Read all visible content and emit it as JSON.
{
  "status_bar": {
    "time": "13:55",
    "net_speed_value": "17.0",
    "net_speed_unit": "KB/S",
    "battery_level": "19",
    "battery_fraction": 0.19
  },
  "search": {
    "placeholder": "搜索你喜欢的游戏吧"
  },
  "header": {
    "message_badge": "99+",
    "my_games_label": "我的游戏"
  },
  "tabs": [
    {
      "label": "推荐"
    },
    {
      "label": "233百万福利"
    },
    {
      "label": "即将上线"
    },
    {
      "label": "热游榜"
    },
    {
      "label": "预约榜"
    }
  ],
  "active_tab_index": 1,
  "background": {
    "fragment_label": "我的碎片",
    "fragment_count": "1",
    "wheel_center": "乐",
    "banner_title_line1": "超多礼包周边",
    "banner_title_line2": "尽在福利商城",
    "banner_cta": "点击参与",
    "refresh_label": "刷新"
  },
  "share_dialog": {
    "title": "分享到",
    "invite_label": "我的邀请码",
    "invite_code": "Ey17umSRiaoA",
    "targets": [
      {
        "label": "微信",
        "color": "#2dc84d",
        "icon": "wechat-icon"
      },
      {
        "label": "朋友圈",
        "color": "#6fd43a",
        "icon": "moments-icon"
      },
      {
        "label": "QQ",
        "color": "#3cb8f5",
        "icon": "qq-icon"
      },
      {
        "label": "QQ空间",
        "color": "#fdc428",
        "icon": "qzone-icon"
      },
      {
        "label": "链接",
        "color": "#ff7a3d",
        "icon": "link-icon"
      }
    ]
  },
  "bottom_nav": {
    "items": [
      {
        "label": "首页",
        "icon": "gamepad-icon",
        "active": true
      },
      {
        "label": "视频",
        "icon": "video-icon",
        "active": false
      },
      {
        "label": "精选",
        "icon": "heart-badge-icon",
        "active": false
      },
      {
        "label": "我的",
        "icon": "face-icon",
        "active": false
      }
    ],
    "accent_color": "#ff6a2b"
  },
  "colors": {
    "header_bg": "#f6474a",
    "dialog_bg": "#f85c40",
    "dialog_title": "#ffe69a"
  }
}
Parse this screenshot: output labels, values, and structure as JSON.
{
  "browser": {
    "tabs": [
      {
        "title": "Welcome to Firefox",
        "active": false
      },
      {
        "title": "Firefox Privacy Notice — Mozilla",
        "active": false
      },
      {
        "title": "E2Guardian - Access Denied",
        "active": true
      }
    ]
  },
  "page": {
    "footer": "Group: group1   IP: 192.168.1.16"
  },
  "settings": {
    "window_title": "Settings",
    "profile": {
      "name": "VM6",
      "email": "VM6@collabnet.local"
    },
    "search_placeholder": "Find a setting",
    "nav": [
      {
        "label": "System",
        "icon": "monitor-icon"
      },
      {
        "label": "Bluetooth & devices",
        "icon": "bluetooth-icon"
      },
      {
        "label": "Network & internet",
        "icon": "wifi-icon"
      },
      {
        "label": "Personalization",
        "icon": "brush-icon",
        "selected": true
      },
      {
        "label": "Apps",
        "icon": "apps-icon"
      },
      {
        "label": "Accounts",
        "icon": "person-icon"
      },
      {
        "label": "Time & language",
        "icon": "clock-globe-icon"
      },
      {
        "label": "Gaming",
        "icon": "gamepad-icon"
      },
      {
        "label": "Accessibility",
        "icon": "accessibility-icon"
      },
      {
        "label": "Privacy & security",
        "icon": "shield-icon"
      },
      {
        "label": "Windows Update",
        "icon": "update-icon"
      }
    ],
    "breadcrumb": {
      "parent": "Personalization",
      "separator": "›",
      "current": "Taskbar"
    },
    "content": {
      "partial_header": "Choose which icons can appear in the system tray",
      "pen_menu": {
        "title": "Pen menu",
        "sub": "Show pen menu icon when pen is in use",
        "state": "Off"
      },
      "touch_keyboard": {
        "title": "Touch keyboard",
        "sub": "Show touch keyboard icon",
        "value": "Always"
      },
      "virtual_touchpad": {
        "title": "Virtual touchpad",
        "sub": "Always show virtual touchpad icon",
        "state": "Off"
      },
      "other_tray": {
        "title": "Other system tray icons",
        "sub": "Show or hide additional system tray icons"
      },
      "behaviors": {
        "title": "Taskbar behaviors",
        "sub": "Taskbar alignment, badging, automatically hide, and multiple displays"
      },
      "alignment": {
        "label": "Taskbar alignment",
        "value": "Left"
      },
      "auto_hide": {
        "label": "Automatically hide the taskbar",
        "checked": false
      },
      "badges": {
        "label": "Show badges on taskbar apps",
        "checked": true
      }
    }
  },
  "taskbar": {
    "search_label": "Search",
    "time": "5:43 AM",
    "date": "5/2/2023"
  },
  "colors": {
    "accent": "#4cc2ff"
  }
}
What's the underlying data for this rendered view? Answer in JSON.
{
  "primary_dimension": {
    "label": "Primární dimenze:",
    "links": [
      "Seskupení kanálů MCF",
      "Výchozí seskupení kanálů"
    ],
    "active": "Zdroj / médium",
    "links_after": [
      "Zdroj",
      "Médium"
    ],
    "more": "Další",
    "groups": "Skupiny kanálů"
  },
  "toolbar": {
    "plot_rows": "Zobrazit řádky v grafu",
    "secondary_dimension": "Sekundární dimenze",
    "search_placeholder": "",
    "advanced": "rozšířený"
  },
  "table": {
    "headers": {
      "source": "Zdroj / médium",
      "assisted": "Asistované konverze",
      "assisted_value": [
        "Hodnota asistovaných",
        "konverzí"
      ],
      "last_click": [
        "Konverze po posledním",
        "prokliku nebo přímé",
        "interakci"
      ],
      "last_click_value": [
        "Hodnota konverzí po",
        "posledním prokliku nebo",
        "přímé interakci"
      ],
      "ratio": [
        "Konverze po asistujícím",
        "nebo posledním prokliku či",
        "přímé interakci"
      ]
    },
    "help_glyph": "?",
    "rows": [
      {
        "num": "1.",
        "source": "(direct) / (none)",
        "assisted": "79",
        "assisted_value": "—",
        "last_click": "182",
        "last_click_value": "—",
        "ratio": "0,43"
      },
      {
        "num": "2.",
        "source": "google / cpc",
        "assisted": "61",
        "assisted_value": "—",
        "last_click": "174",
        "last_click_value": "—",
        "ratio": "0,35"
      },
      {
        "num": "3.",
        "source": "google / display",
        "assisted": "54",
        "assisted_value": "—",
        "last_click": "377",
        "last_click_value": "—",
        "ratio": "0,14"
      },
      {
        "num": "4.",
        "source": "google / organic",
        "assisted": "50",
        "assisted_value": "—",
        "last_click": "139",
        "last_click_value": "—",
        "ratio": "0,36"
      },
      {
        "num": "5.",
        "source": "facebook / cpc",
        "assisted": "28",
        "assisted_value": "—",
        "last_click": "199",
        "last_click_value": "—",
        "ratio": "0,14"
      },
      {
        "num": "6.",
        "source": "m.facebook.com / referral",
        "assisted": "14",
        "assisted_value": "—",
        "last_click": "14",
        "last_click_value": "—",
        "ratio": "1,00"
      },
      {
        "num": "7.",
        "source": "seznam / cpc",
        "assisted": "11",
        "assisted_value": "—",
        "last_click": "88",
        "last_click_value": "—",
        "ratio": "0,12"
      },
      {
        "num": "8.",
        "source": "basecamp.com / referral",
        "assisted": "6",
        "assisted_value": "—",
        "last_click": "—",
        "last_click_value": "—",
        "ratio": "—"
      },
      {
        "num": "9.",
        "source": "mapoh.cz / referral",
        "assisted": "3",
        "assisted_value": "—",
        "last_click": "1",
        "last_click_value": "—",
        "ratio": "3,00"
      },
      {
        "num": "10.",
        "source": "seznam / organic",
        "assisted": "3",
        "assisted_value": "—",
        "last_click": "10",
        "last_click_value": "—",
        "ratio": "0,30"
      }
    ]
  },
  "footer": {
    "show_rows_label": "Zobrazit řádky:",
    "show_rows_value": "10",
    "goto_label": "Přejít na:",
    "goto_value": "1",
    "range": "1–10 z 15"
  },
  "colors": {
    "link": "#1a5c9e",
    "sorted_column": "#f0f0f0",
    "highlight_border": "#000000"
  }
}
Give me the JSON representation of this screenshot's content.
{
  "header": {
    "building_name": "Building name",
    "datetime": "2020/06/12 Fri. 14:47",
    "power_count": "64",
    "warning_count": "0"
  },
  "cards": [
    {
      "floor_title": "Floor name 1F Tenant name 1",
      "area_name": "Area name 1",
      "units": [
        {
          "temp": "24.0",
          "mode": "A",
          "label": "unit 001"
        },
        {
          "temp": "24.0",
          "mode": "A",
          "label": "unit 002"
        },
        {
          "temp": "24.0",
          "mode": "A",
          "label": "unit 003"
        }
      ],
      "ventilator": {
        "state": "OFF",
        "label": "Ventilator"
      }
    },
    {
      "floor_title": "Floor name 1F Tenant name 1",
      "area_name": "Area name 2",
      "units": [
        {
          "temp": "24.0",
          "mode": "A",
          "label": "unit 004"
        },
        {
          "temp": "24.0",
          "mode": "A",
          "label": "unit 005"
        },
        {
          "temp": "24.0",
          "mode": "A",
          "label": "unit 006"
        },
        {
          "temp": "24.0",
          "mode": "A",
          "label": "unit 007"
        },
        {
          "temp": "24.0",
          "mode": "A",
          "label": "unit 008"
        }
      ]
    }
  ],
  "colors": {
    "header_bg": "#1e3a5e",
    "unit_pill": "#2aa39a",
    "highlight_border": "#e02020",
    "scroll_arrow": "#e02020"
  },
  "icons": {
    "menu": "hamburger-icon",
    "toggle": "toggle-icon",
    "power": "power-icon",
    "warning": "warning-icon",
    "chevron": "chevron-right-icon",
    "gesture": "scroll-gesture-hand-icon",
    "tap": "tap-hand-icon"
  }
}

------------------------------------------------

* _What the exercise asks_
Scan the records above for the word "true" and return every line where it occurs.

* _Solution to the exercise_
        "active": true
        "active": true
        "selected": true
        "checked": true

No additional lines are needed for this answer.